┌─ MATERIAL FOR THIS TASK

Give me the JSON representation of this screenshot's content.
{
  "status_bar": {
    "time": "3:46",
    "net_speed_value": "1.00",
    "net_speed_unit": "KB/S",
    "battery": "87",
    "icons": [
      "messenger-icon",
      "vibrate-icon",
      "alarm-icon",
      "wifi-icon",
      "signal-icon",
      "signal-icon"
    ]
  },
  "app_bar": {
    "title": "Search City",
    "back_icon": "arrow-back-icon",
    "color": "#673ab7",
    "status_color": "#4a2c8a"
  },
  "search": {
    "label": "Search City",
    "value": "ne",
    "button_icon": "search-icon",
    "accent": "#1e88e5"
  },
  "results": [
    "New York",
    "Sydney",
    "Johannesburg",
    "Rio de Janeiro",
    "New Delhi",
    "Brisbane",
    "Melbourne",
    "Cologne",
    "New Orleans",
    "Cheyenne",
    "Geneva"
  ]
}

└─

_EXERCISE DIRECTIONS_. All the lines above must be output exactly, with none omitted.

_ANSWER TO THE EXERCISE_.
Give me the JSON representation of this screenshot's content.
{
  "status_bar": {
    "time": "3:46",
    "net_speed_value": "1.00",
    "net_speed_unit": "KB/S",
    "battery": "87",
    "icons": [
      "messenger-icon",
      "vibrate-icon",
      "alarm-icon",
      "wifi-icon",
      "signal-icon",
      "signal-icon"
    ]
  },
  "app_bar": {
    "title": "Search City",
    "back_icon": "arrow-back-icon",
    "color": "#673ab7",
    "status_color": "#4a2c8a"
  },
  "search": {
    "label": "Search City",
    "value": "ne",
    "button_icon": "search-icon",
    "accent": "#1e88e5"
  },
  "results": [
    "New York",
    "Sydney",
    "Johannesburg",
    "Rio de Janeiro",
    "New Delhi",
    "Brisbane",
    "Melbourne",
    "Cologne",
    "New Orleans",
    "Cheyenne",
    "Geneva"
  ]
}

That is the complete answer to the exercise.